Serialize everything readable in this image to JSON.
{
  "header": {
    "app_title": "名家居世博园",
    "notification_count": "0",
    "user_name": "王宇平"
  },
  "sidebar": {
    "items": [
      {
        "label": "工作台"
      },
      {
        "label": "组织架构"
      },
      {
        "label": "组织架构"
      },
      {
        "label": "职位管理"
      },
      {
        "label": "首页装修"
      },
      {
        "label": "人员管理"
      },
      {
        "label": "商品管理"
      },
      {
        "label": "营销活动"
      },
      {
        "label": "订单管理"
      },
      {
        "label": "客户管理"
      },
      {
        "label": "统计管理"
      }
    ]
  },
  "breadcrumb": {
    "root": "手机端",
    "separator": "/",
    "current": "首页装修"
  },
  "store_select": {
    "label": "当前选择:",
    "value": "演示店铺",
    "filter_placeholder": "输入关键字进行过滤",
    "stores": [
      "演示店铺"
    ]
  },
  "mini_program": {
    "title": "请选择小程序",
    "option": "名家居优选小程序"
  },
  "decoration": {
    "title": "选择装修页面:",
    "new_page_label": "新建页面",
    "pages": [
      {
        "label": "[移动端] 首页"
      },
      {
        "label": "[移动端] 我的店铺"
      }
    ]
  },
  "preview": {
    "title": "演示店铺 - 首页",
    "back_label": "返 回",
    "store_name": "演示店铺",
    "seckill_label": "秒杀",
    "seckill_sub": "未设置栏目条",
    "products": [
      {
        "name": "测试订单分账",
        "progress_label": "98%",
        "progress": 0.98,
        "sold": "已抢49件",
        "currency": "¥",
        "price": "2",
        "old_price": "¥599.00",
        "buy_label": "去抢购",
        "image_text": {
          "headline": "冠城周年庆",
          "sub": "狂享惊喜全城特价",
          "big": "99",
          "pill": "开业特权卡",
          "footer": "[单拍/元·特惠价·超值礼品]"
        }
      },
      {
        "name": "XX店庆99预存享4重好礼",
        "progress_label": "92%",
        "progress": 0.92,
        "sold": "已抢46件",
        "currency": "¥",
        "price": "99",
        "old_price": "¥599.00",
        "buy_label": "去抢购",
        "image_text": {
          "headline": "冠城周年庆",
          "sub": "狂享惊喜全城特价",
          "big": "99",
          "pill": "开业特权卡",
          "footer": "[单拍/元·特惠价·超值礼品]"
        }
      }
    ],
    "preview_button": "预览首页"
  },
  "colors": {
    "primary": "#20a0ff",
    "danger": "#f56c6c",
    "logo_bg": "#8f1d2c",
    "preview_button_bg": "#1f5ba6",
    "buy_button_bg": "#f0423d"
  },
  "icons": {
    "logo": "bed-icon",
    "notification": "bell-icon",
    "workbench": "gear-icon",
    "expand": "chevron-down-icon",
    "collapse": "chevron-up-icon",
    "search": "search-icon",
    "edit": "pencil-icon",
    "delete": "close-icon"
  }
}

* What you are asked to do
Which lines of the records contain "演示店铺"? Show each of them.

* Your response
    "value": "演示店铺",
      "演示店铺"
    "title": "演示店铺 - 首页",
    "store_name": "演示店铺",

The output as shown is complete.